Progressive Linear B Grammar: Verbs/Derived (D) Infinitives: A = 24
Beginning with this post, we shall be constructing a Lexicon of Derived (D) Infinitives in Mycenaean Linear B. This post lists all 24 derived verbs I have selected classed under A. The methodology whereby we reconstruct derived verbs, not attested (A) anywhere on any Linear B tablets, is termed retrogressive extrapolation, by which I mean that we draw each entry in alphabetical order from an ancient Greek dictionary, accounting for throwbacks to archaic East Greek, since that is what the Mycenaean dialect is. The dictionary we are using is the Pocket Oxford Classical Greek Dictionary. Since the entries in the classical dictionary are in Attic Greek, they frequently require readjustment to reflect their much earlier orthography in archaic Greek. I have also taken the liberty of selecting only those verbs of which the spelling is identical or very close to what would have been their orthography in Mycenaean Greek. This is because Mycenaean orthography is often problematic, insofar as it frequently omits a consonant preceding the consonant which follows it. Additionally, since Mycenaean Greek is represented by a syllabary, in which each syllable must end in a vowel, it is impossible for the spelling of a great many words (let alone verbs) to accurately correspond to the orthography of the same words in later ancient Greek dialects. So I have decided to omit such verbs for the sake of simplicity. Finally, since there are so many verbs under each letter of the Greek alphabet, I have had to be very selective in choosing the verbs I have decided to include in this Lexicon, omitting scores of verbs which would have qualified just as well for inclusion as the verbs I have chosen.
Mycenaean Linear B Progressive Grammar: Verbs/Infinitives:
As of this post, we shall be reconstructing natural Mycenaean Linear B grammar from the ground up. When I refer to natural Mycenaean Linear B, I mean not merely the Linear B extant grammatical forms in the standardized, formulaic and fossilized language of inventories which we encounter on extant Linear B tablets, but grammatical forms common to the entire natural, spoken language. While we do not have any direct evidence of the syntactical construction of the spoken language, we can nevertheless largely reconstruct grammatical forms in natural Mycenaean Greek. Such reconstructed forms are referred to as derived.
In this post, we introduce attested Mycenaean Linear B infinitives only, i.e. those which are found on extant tablets. In the next post, we shall feature a considerable number of derived infinitives, which are nowhere to be found on the extant tablets, but which nevertheless can be reconstructed with relative ease.
Linear B verbs, just as all verbs in every East Greek dialect down from Mycenaean to early and late Ionic and Attic, among other dialects, are classified as follows:
These are the so-called standard verbs, which are by far the most common in all ancient Greek dialects.
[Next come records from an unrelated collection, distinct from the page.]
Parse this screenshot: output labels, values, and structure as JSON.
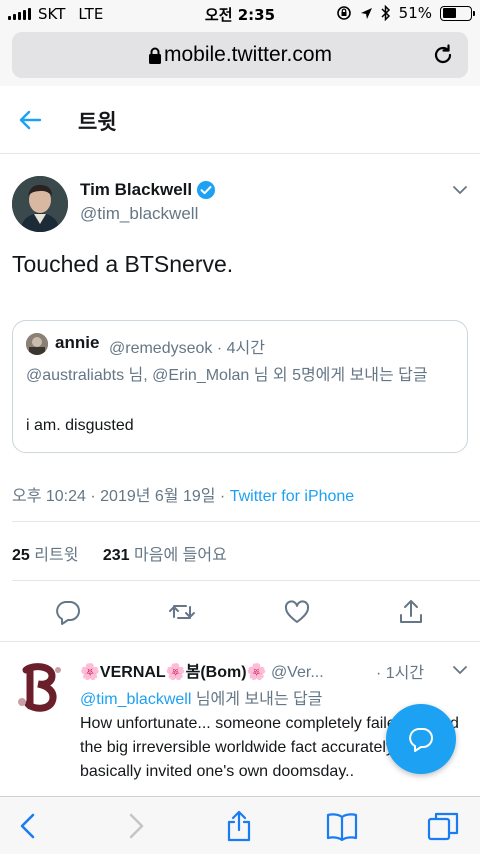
{
  "status_bar": {
    "carrier": "SKT",
    "network": "LTE",
    "time": "오전 2:35",
    "battery_percent": "51%",
    "battery_level": 0.51
  },
  "browser": {
    "url": "mobile.twitter.com"
  },
  "header": {
    "title": "트윗"
  },
  "tweet": {
    "author_name": "Tim Blackwell",
    "author_handle": "@tim_blackwell",
    "text": "Touched a BTSnerve.",
    "quote": {
      "name": "annie",
      "handle_time": "@remedyseok · 4시간",
      "reply_to": "@australiabts 님, @Erin_Molan 님 외 5명에게 보내는 답글",
      "text": "i am. disgusted"
    },
    "meta_date": "오후 10:24 · 2019년 6월 19일 · ",
    "source": "Twitter for iPhone",
    "retweets_count": "25",
    "retweets_label": "리트윗",
    "likes_count": "231",
    "likes_label": "마음에 들어요"
  },
  "reply": {
    "name": "🌸VERNAL🌸봄(Bom)🌸",
    "handle": "@Ver...",
    "time": "· 1시간",
    "reply_to_handle": "@tim_blackwell",
    "reply_to_suffix": " 님에게 보내는 답글",
    "text": "How unfortunate... someone completely failed to read the big irreversible worldwide fact accurately and basically invited one's own doomsday.."
  },
  "colors": {
    "accent": "#1da1f2",
    "muted": "#657786"
  }
}
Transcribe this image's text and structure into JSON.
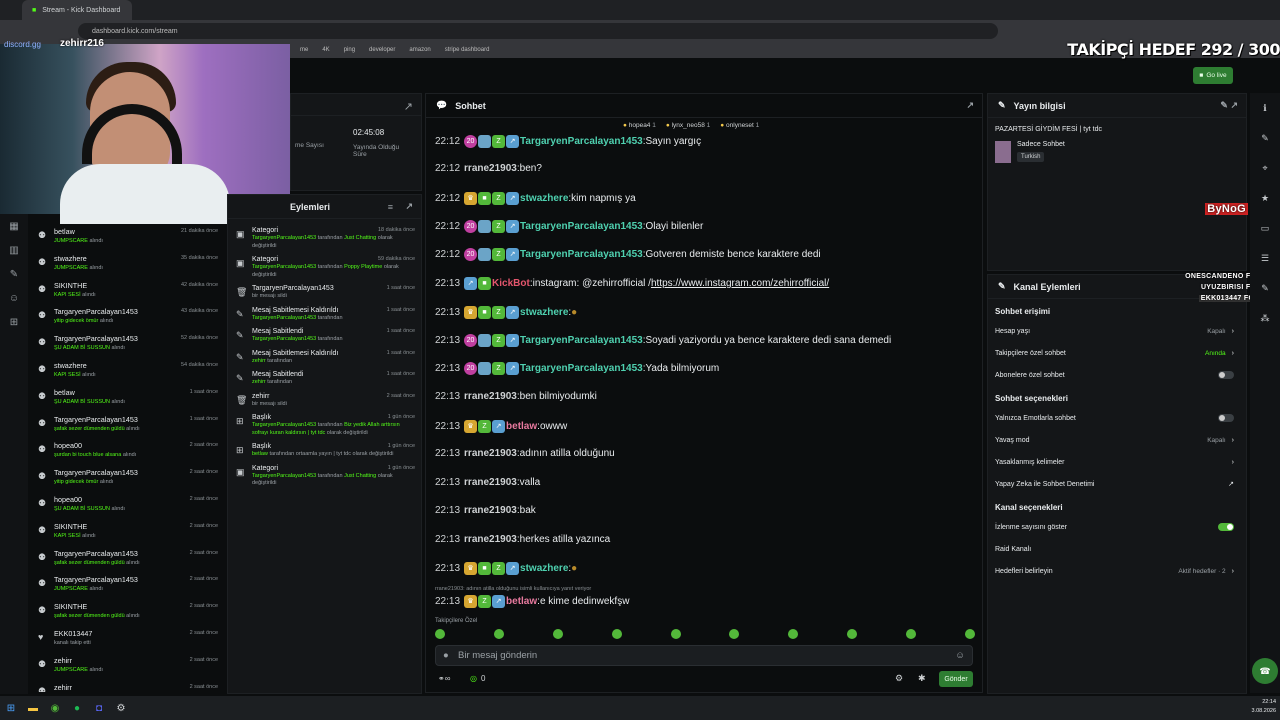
{
  "browser": {
    "tab_title": "Stream - Kick Dashboard",
    "url": "dashboard.kick.com/stream",
    "bookmarks": [
      "me",
      "4K",
      "ping",
      "developer",
      "amazon",
      "stripe dashboard"
    ]
  },
  "overlay": {
    "goal": "TAKİPÇİ HEDEF 292 / 300",
    "discord": "discord.gg",
    "streamer": "zehirr216",
    "right_lines": [
      "ONESCANDENO FOLLOW",
      "UYUZBIRISI FOLLOW",
      "EKK013447 FOLLOW"
    ],
    "logo": "ByNoG"
  },
  "topbar": {
    "go_live": "Go live"
  },
  "stats": {
    "time": "02:45:08",
    "time_label": "Yayında Olduğu Süre",
    "viewers_label": "me Sayısı"
  },
  "feed": [
    {
      "name": "betlaw",
      "sub": "JUMPSCARE",
      "tail": "alındı",
      "time": "21 dakika önce",
      "icon": "redeem"
    },
    {
      "name": "stwazhere",
      "sub": "JUMPSCARE",
      "tail": "alındı",
      "time": "35 dakika önce",
      "icon": "redeem"
    },
    {
      "name": "SIKINTHE",
      "sub": "KAPI SESİ",
      "tail": "alındı",
      "time": "42 dakika önce",
      "icon": "redeem"
    },
    {
      "name": "TargaryenParcalayan1453",
      "sub": "yitip gidecek ömür",
      "tail": "alındı",
      "time": "43 dakika önce",
      "icon": "redeem"
    },
    {
      "name": "TargaryenParcalayan1453",
      "sub": "ŞU ADAM Bİ SUSSUN",
      "tail": "alındı",
      "time": "52 dakika önce",
      "icon": "redeem"
    },
    {
      "name": "stwazhere",
      "sub": "KAPI SESİ",
      "tail": "alındı",
      "time": "54 dakika önce",
      "icon": "redeem"
    },
    {
      "name": "betlaw",
      "sub": "ŞU ADAM Bİ SUSSUN",
      "tail": "alındı",
      "time": "1 saat önce",
      "icon": "redeem"
    },
    {
      "name": "TargaryenParcalayan1453",
      "sub": "şafak sezer dümenden güldü",
      "tail": "alındı",
      "time": "1 saat önce",
      "icon": "redeem"
    },
    {
      "name": "hopea00",
      "sub": "şurdan bi touch blue alsana",
      "tail": "alındı",
      "time": "2 saat önce",
      "icon": "redeem"
    },
    {
      "name": "TargaryenParcalayan1453",
      "sub": "yitip gidecek ömür",
      "tail": "alındı",
      "time": "2 saat önce",
      "icon": "redeem"
    },
    {
      "name": "hopea00",
      "sub": "ŞU ADAM Bİ SUSSUN",
      "tail": "alındı",
      "time": "2 saat önce",
      "icon": "redeem"
    },
    {
      "name": "SIKINTHE",
      "sub": "KAPI SESİ",
      "tail": "alındı",
      "time": "2 saat önce",
      "icon": "redeem"
    },
    {
      "name": "TargaryenParcalayan1453",
      "sub": "şafak sezer dümenden güldü",
      "tail": "alındı",
      "time": "2 saat önce",
      "icon": "redeem"
    },
    {
      "name": "TargaryenParcalayan1453",
      "sub": "JUMPSCARE",
      "tail": "alındı",
      "time": "2 saat önce",
      "icon": "redeem"
    },
    {
      "name": "SIKINTHE",
      "sub": "şafak sezer dümenden güldü",
      "tail": "alındı",
      "time": "2 saat önce",
      "icon": "redeem"
    },
    {
      "name": "EKK013447",
      "sub": "",
      "tail": "kanalı takip etti",
      "time": "2 saat önce",
      "icon": "heart"
    },
    {
      "name": "zehirr",
      "sub": "JUMPSCARE",
      "tail": "alındı",
      "time": "2 saat önce",
      "icon": "redeem"
    },
    {
      "name": "zehirr",
      "sub": "",
      "tail": "",
      "time": "2 saat önce",
      "icon": "redeem"
    }
  ],
  "actions": {
    "title": "Eylemleri",
    "items": [
      {
        "title": "Kategori",
        "who": "TargaryenParcalayan1453",
        "mid": "tarafından",
        "val": "Just Chatting",
        "tail": "olarak değiştirildi",
        "time": "18 dakika önce",
        "icon": "cat"
      },
      {
        "title": "Kategori",
        "who": "TargaryenParcalayan1453",
        "mid": "tarafından",
        "val": "Poppy Playtime",
        "tail": "olarak değiştirildi",
        "time": "59 dakika önce",
        "icon": "cat"
      },
      {
        "title": "TargaryenParcalayan1453",
        "who": "",
        "mid": "",
        "val": "",
        "tail": "bir mesajı sildi",
        "time": "1 saat önce",
        "icon": "trash"
      },
      {
        "title": "Mesaj Sabitlemesi Kaldırıldı",
        "who": "TargaryenParcalayan1453",
        "mid": "tarafından",
        "val": "",
        "tail": "",
        "time": "1 saat önce",
        "icon": "pin"
      },
      {
        "title": "Mesaj Sabitlendi",
        "who": "TargaryenParcalayan1453",
        "mid": "tarafından",
        "val": "",
        "tail": "",
        "time": "1 saat önce",
        "icon": "pin"
      },
      {
        "title": "Mesaj Sabitlemesi Kaldırıldı",
        "who": "zehirr",
        "mid": "tarafından",
        "val": "",
        "tail": "",
        "time": "1 saat önce",
        "icon": "pin"
      },
      {
        "title": "Mesaj Sabitlendi",
        "who": "zehirr",
        "mid": "tarafından",
        "val": "",
        "tail": "",
        "time": "1 saat önce",
        "icon": "pin"
      },
      {
        "title": "zehirr",
        "who": "",
        "mid": "",
        "val": "",
        "tail": "bir mesajı sildi",
        "time": "2 saat önce",
        "icon": "trash"
      },
      {
        "title": "Başlık",
        "who": "TargaryenParcalayan1453",
        "mid": "tarafından",
        "val": "Biz yedik Allah arttırsın sofrayı kuran kaldırsın | tyt tdc",
        "tail": "olarak değiştirildi",
        "time": "1 gün önce",
        "icon": "title"
      },
      {
        "title": "Başlık",
        "who": "betlaw",
        "mid": "tarafından",
        "val": "",
        "tail": "ortaamla yayın | tyt tdc olarak değiştirildi",
        "time": "1 gün önce",
        "icon": "title"
      },
      {
        "title": "Kategori",
        "who": "TargaryenParcalayan1453",
        "mid": "tarafından",
        "val": "Just Chatting",
        "tail": "olarak değiştirildi",
        "time": "1 gün önce",
        "icon": "cat"
      }
    ]
  },
  "chat": {
    "title": "Sohbet",
    "pinned": [
      {
        "n": "1",
        "u": "hopea4"
      },
      {
        "n": "1",
        "u": "lynx_neo58"
      },
      {
        "n": "1",
        "u": "onlyneset"
      }
    ],
    "messages": [
      {
        "t": "22:12",
        "b": [
          "b20",
          "bsub",
          "bz",
          "bs"
        ],
        "u": "TargaryenParcalayan1453",
        "c": "#4fd1b0",
        "m": "Sayın yargıç"
      },
      {
        "t": "22:12",
        "b": [],
        "u": "rrane21903",
        "c": "#cfd2d4",
        "m": "ben?"
      },
      {
        "t": "22:12",
        "b": [
          "bk",
          "bg",
          "bz",
          "bs"
        ],
        "u": "stwazhere",
        "c": "#4fd1b0",
        "m": "kim napmış ya"
      },
      {
        "t": "22:12",
        "b": [
          "b20",
          "bsub",
          "bz",
          "bs"
        ],
        "u": "TargaryenParcalayan1453",
        "c": "#4fd1b0",
        "m": "Olayi bilenler"
      },
      {
        "t": "22:12",
        "b": [
          "b20",
          "bsub",
          "bz",
          "bs"
        ],
        "u": "TargaryenParcalayan1453",
        "c": "#4fd1b0",
        "m": "Gotveren demiste bence karaktere dedi"
      },
      {
        "t": "22:13",
        "b": [
          "bs",
          "bg"
        ],
        "u": "KickBot",
        "c": "#e4566d",
        "m": "instagram: @zehirrofficial / ",
        "link": "https://www.instagram.com/zehirrofficial/"
      },
      {
        "t": "22:13",
        "b": [
          "bk",
          "bg",
          "bz",
          "bs"
        ],
        "u": "stwazhere",
        "c": "#4fd1b0",
        "m": ""
      },
      {
        "t": "22:13",
        "b": [
          "b20",
          "bsub",
          "bz",
          "bs"
        ],
        "u": "TargaryenParcalayan1453",
        "c": "#4fd1b0",
        "m": "Soyadi yaziyordu ya bence karaktere dedi sana demedi"
      },
      {
        "t": "22:13",
        "b": [
          "b20",
          "bsub",
          "bz",
          "bs"
        ],
        "u": "TargaryenParcalayan1453",
        "c": "#4fd1b0",
        "m": "Yada bilmiyorum"
      },
      {
        "t": "22:13",
        "b": [],
        "u": "rrane21903",
        "c": "#cfd2d4",
        "m": "ben bilmiyodumki"
      },
      {
        "t": "22:13",
        "b": [
          "bk",
          "bz",
          "bs"
        ],
        "u": "betlaw",
        "c": "#e87a9f",
        "m": "owww"
      },
      {
        "t": "22:13",
        "b": [],
        "u": "rrane21903",
        "c": "#cfd2d4",
        "m": "adının atilla olduğunu"
      },
      {
        "t": "22:13",
        "b": [],
        "u": "rrane21903",
        "c": "#cfd2d4",
        "m": "valla"
      },
      {
        "t": "22:13",
        "b": [],
        "u": "rrane21903",
        "c": "#cfd2d4",
        "m": "bak"
      },
      {
        "t": "22:13",
        "b": [],
        "u": "rrane21903",
        "c": "#cfd2d4",
        "m": "herkes atilla yazınca"
      },
      {
        "t": "22:13",
        "b": [
          "bk",
          "bg",
          "bz",
          "bs"
        ],
        "u": "stwazhere",
        "c": "#4fd1b0",
        "m": ""
      },
      {
        "t": "22:13",
        "b": [
          "bk",
          "bz",
          "bs"
        ],
        "u": "betlaw",
        "c": "#e87a9f",
        "m": "e kime dedinwekfşw"
      }
    ],
    "reply_hint": "rrane21903: adının atilla olduğunu isimli kullanıcıya yanıt veriyor",
    "followers_only": "Takipçilere Özel",
    "placeholder": "Bir mesaj gönderin",
    "points": "0",
    "send": "Gönder"
  },
  "stream_info": {
    "title": "Yayın bilgisi",
    "stream_title": "PAZARTESİ GİYDİM FESİ | tyt tdc",
    "category": "Sadece Sohbet",
    "language": "Turkish"
  },
  "channel_actions": {
    "title": "Kanal Eylemleri",
    "sections": [
      {
        "name": "Sohbet erişimi",
        "rows": [
          {
            "label": "Hesap yaşı",
            "value": "Kapalı",
            "kind": "arrow"
          },
          {
            "label": "Takipçilere özel sohbet",
            "value": "Anında",
            "kind": "arrow",
            "green": true
          },
          {
            "label": "Abonelere özel sohbet",
            "value": "",
            "kind": "toggle",
            "on": false
          }
        ]
      },
      {
        "name": "Sohbet seçenekleri",
        "rows": [
          {
            "label": "Yalnızca Emotlarla sohbet",
            "value": "",
            "kind": "toggle",
            "on": false
          },
          {
            "label": "Yavaş mod",
            "value": "Kapalı",
            "kind": "arrow"
          },
          {
            "label": "Yasaklanmış kelimeler",
            "value": "",
            "kind": "arrow"
          },
          {
            "label": "Yapay Zeka ile Sohbet Denetimi",
            "value": "",
            "kind": "ext"
          }
        ]
      },
      {
        "name": "Kanal seçenekleri",
        "rows": [
          {
            "label": "İzlenme sayısını göster",
            "value": "",
            "kind": "toggle",
            "on": true
          },
          {
            "label": "Raid Kanalı",
            "value": "",
            "kind": "none"
          },
          {
            "label": "Hedefleri belirleyin",
            "value": "Aktif hedefler · 2",
            "kind": "arrow"
          }
        ]
      }
    ]
  },
  "taskbar": {
    "time": "22:14",
    "date": "3.08.2026"
  }
}
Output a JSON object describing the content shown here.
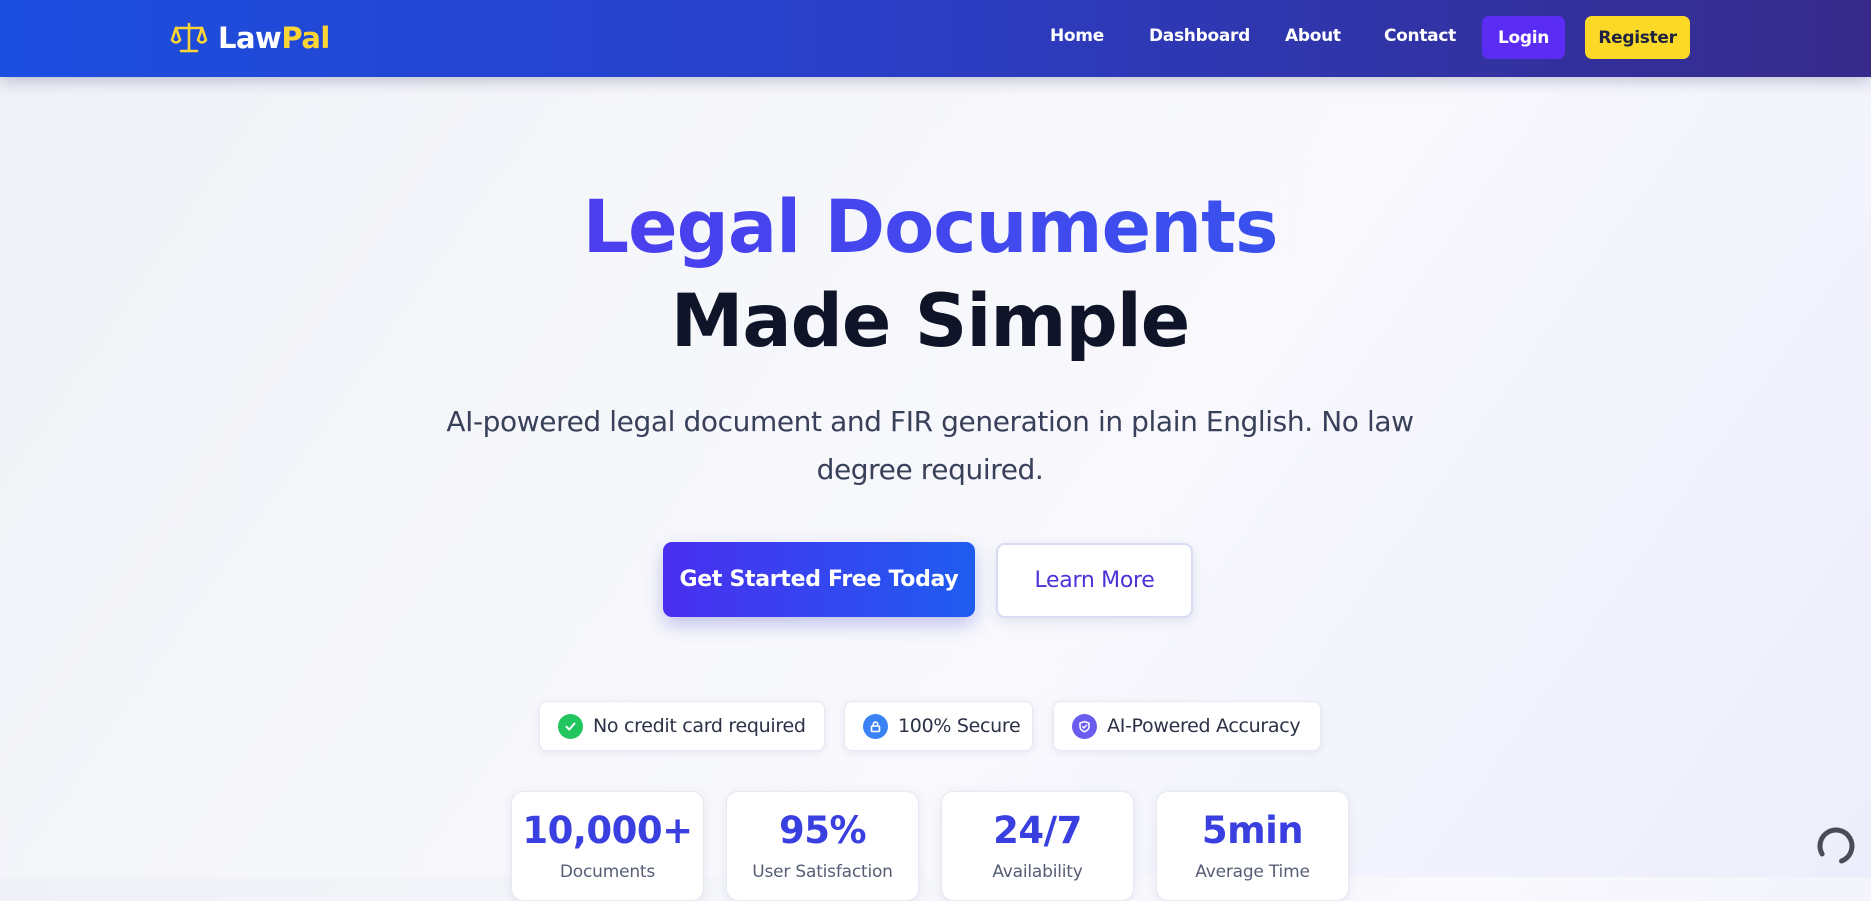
{
  "header": {
    "brand_part1": "Law",
    "brand_part2": "Pal",
    "nav": [
      "Home",
      "Dashboard",
      "About",
      "Contact"
    ],
    "login_label": "Login",
    "register_label": "Register"
  },
  "hero": {
    "title_line1": "Legal Documents",
    "title_line2": "Made Simple",
    "subtitle_line1": "AI-powered legal document and FIR generation in plain English. No law",
    "subtitle_line2": "degree required.",
    "primary_cta": "Get Started Free Today",
    "secondary_cta": "Learn More"
  },
  "badges": [
    {
      "label": "No credit card required",
      "icon": "check-icon",
      "color": "#22c55e"
    },
    {
      "label": "100% Secure",
      "icon": "lock-icon",
      "color": "#3b82f6"
    },
    {
      "label": "AI-Powered Accuracy",
      "icon": "shield-icon",
      "color": "#6b5cf0"
    }
  ],
  "stats": [
    {
      "value": "10,000+",
      "label": "Documents"
    },
    {
      "value": "95%",
      "label": "User Satisfaction"
    },
    {
      "value": "24/7",
      "label": "Availability"
    },
    {
      "value": "5min",
      "label": "Average Time"
    }
  ],
  "colors": {
    "nav_gradient_start": "#1c4ee0",
    "nav_gradient_end": "#372a8a",
    "accent_purple": "#5b2cf3",
    "accent_yellow": "#fbd926",
    "title_gradient_start": "#5b2ff0",
    "title_gradient_end": "#2a60ec",
    "heading_dark": "#0f1428"
  }
}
Thematic verbs are sub-classed into three voices, active, middle and passive. The middle voice is unique to ancient Greek, and is self-referential, by which we mean the subject acts upon him- or herself or of his or her own volition. The middle voice also includes reflexive verbs.
Athematic verbs are far less common than thematic, but they are the most ancient of ancient Greek verbs. They have already appeared completely intact by the time Mycenaean Greek has entrenched itself. The Mycenaean conjugations of athematic verbs are very similar, and in some cases identical to, their conjugations in much later Ionic and Attic Greek, and must therefore be considered the root and stem of the same class of verbs in later classical Greek. The fact that athematic verbs were already fully developed by the era of Mycenaean Greek is a strong indicator that the Mycenaean dialect is not proto-Greek, but the first fully operative ancient East Greek dialect. We shall demonstrate over and over that Mycenaean Greek was the primordial fully functional East Greek dialect which was to be adopted and adapted by the later East Greek dialects (Ionic and Attic among others).
The reconstruction of natural language Mycenaean grammar by means of the methodology of progressive grammar is to be the subject of my fourth article in the prestigious international journal, Archaeology and Science, Vol. 13 (2017). The concept of progressive grammar is actually quite easy to grasp. It merely designates the reconstruction of natural, as opposed to inventorial, Mycenaean Greek grammar from the ground up. By the time I have finished with this project, I shall have reconstructed a huge cross-section of natural Mycenaean grammar, approaching the grammar of later East Greek dialects in its comprehensiveness.
Here is the table of attested thematic and athematic infinitives in Mycenaean Greek: